**EXERCISE REQUIREMENTS:** In the listing below, find every line with the string "Сиэтл" and pull it out.

**THE RECORDS:**
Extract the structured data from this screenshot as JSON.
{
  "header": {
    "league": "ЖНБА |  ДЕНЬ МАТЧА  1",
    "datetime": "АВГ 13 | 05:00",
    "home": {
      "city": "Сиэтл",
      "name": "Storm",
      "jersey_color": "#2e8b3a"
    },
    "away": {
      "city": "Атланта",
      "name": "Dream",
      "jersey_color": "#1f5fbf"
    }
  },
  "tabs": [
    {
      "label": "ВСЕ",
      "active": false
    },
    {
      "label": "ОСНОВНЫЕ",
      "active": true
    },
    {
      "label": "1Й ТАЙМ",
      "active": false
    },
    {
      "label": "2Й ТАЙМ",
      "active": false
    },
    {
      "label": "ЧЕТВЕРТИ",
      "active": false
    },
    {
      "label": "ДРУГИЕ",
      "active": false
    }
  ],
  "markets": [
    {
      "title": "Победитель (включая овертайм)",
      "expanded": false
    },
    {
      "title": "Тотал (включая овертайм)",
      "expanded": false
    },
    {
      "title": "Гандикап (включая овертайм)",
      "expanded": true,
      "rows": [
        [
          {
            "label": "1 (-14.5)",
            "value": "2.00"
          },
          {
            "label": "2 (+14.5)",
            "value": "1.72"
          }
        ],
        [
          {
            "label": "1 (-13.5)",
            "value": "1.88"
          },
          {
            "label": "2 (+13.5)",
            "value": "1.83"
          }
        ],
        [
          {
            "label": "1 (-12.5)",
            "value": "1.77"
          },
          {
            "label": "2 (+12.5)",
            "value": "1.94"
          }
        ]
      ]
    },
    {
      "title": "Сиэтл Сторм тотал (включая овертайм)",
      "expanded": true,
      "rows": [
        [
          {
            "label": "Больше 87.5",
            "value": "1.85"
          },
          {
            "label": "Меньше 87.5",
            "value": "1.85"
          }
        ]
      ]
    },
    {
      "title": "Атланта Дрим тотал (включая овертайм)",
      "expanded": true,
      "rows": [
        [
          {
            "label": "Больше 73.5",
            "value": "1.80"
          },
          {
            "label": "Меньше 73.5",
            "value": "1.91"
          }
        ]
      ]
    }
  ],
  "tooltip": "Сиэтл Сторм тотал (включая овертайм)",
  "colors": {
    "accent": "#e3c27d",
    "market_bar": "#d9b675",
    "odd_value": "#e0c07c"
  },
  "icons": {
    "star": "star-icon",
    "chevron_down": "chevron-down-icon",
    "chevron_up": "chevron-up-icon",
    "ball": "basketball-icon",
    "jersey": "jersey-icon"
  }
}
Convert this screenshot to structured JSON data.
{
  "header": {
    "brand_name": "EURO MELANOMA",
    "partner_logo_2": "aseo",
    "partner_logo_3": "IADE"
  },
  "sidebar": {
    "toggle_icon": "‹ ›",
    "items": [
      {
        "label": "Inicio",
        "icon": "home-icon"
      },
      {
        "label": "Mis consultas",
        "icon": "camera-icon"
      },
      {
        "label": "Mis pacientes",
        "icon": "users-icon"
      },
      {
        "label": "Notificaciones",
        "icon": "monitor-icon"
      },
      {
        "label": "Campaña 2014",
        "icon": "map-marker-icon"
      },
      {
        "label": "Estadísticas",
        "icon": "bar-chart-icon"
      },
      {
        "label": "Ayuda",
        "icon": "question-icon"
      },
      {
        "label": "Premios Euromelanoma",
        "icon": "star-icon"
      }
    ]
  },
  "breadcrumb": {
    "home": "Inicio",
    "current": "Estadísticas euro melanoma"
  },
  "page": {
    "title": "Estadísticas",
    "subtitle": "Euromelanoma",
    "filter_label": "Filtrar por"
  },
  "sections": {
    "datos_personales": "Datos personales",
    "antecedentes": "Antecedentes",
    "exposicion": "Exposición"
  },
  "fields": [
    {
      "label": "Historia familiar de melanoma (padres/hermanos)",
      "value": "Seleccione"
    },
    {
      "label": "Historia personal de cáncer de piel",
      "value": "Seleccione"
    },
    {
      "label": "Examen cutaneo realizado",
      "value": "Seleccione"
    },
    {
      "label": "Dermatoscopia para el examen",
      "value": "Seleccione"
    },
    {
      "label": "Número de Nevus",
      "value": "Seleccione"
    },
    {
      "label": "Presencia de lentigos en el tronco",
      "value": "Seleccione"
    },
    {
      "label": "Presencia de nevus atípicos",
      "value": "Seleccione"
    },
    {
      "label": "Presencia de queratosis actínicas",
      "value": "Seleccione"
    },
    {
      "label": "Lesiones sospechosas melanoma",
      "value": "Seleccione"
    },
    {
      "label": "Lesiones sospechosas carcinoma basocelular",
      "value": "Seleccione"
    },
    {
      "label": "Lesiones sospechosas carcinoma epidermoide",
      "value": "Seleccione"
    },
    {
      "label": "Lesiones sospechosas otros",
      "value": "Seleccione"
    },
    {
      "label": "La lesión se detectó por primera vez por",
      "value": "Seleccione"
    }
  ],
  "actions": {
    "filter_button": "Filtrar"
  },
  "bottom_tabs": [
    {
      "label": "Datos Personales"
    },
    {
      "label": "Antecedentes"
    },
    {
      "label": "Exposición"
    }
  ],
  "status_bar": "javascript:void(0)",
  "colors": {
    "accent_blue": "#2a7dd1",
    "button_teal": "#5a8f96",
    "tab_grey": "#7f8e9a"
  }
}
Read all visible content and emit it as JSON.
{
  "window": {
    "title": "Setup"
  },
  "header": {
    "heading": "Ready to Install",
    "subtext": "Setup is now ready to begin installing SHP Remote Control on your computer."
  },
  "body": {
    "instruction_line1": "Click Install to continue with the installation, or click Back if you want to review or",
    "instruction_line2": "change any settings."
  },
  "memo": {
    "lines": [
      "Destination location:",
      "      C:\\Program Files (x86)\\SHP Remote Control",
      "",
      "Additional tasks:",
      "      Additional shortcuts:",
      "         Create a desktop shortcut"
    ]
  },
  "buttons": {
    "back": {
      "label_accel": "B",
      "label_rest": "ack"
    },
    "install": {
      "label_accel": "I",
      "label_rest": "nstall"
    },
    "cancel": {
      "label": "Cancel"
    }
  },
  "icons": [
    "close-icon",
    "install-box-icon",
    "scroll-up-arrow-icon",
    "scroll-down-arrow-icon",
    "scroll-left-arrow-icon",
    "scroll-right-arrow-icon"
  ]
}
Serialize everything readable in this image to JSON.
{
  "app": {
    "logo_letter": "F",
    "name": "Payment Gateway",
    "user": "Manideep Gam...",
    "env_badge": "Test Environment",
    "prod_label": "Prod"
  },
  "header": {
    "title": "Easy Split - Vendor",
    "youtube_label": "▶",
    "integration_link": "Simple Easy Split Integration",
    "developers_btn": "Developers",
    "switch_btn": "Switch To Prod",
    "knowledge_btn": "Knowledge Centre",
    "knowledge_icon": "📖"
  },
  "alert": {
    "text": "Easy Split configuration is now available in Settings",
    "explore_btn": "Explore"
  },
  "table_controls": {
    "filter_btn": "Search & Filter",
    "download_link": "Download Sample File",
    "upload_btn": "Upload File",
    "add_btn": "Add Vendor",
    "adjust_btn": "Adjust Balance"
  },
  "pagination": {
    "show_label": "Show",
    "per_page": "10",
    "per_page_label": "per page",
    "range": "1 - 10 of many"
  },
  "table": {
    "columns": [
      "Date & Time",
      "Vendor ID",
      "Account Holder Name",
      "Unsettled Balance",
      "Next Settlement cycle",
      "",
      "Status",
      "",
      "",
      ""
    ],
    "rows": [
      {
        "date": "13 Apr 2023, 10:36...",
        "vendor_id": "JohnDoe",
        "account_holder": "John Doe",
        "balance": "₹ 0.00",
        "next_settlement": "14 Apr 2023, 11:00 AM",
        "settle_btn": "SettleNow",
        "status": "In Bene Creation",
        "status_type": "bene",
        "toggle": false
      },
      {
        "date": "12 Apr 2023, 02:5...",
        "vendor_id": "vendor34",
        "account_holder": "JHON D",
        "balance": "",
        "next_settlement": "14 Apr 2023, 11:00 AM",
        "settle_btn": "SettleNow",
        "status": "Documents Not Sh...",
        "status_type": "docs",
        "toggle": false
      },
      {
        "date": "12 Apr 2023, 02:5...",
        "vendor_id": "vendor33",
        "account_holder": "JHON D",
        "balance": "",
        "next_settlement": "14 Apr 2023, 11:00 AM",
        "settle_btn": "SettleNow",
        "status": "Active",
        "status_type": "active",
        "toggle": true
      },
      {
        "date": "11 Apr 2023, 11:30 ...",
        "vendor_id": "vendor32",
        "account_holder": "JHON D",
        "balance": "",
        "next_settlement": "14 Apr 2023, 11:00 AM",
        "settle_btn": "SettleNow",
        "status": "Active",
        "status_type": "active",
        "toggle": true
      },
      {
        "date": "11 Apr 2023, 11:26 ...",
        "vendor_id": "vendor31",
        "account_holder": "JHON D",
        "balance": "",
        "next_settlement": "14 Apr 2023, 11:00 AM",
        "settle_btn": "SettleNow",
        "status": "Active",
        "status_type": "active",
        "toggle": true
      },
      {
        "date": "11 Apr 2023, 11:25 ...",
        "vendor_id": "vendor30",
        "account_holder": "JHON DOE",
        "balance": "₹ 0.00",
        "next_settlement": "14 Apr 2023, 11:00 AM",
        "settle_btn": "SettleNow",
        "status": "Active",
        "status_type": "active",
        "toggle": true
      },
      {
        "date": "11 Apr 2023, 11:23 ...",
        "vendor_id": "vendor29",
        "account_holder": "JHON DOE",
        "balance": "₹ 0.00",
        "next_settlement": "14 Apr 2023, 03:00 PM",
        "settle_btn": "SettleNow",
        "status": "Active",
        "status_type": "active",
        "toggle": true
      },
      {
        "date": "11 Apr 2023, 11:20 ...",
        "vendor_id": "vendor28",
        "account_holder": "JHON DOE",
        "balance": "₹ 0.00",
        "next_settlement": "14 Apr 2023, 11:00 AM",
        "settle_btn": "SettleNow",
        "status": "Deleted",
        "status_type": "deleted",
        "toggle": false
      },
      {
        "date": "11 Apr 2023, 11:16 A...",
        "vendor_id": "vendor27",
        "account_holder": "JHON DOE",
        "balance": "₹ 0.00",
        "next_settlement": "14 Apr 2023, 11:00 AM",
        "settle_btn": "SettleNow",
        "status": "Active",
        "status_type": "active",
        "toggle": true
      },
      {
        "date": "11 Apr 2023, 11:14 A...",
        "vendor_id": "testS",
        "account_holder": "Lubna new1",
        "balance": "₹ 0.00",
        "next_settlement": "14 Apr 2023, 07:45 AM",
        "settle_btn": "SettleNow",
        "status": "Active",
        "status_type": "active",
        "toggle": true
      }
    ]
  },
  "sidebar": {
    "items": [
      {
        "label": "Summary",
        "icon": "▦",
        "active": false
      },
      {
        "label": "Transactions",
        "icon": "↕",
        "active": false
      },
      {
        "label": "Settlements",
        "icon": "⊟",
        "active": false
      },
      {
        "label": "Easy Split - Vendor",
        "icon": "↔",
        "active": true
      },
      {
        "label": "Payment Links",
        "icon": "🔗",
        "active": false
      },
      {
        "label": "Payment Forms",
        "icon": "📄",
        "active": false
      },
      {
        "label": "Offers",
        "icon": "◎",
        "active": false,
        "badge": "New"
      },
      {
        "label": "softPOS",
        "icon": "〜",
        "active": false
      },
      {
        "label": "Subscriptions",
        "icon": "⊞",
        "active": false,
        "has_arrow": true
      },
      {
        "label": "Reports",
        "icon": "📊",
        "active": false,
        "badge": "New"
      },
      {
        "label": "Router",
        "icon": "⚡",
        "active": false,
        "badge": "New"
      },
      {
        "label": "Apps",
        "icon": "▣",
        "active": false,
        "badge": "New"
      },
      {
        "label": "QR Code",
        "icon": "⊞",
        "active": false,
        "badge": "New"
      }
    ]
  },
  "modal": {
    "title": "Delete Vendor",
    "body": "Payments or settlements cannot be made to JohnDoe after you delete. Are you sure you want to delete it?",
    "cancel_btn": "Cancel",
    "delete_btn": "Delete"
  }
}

**SOLUTION:**
      "city": "Сиэтл",
      "title": "Сиэтл Сторм тотал (включая овертайм)",
  "tooltip": "Сиэтл Сторм тотал (включая овертайм)",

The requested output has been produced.